- **THE PROBLEM**: Every record below is to be copied exactly, with its images omitted.

- **RECORDS SHOWN**:
________

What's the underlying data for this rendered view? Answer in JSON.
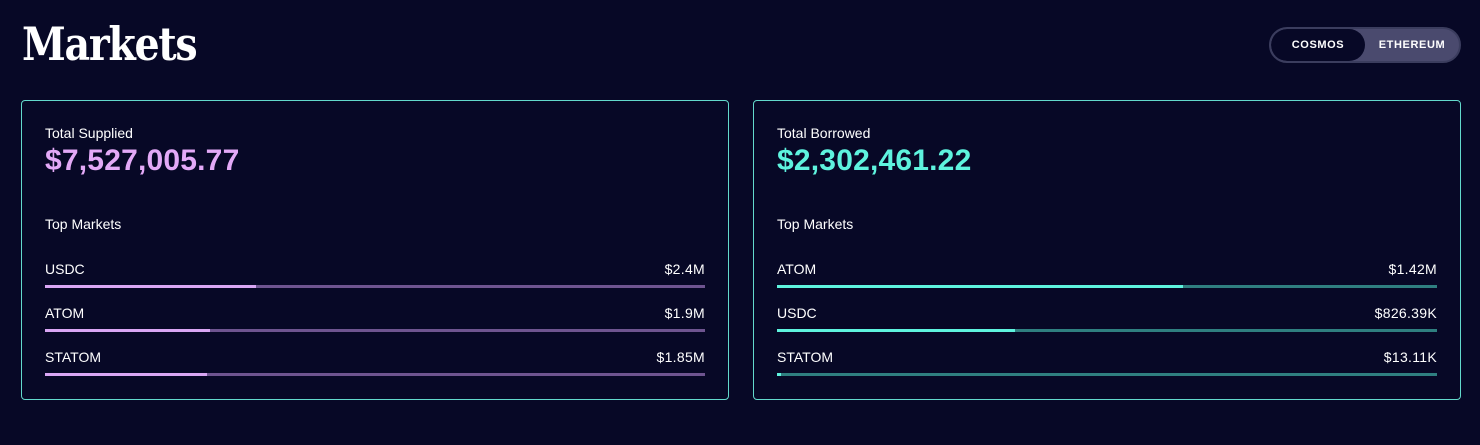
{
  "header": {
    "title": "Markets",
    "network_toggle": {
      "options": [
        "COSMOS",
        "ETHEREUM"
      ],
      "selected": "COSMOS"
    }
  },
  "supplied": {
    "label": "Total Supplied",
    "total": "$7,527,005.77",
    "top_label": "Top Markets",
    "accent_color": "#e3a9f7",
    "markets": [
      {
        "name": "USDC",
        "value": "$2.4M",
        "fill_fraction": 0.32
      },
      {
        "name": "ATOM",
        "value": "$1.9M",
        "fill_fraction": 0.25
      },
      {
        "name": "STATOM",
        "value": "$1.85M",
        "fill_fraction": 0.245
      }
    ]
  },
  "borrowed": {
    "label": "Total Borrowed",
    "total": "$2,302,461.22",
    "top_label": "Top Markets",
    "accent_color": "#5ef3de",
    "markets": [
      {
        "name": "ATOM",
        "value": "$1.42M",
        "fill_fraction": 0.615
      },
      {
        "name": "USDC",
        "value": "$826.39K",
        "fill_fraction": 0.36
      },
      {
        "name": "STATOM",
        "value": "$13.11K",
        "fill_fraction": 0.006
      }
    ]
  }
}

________

- **RESULT FOR THIS EXERCISE**:
What's the underlying data for this rendered view? Answer in JSON.
{
  "header": {
    "title": "Markets",
    "network_toggle": {
      "options": [
        "COSMOS",
        "ETHEREUM"
      ],
      "selected": "COSMOS"
    }
  },
  "supplied": {
    "label": "Total Supplied",
    "total": "$7,527,005.77",
    "top_label": "Top Markets",
    "accent_color": "#e3a9f7",
    "markets": [
      {
        "name": "USDC",
        "value": "$2.4M",
        "fill_fraction": 0.32
      },
      {
        "name": "ATOM",
        "value": "$1.9M",
        "fill_fraction": 0.25
      },
      {
        "name": "STATOM",
        "value": "$1.85M",
        "fill_fraction": 0.245
      }
    ]
  },
  "borrowed": {
    "label": "Total Borrowed",
    "total": "$2,302,461.22",
    "top_label": "Top Markets",
    "accent_color": "#5ef3de",
    "markets": [
      {
        "name": "ATOM",
        "value": "$1.42M",
        "fill_fraction": 0.615
      },
      {
        "name": "USDC",
        "value": "$826.39K",
        "fill_fraction": 0.36
      },
      {
        "name": "STATOM",
        "value": "$13.11K",
        "fill_fraction": 0.006
      }
    ]
  }
}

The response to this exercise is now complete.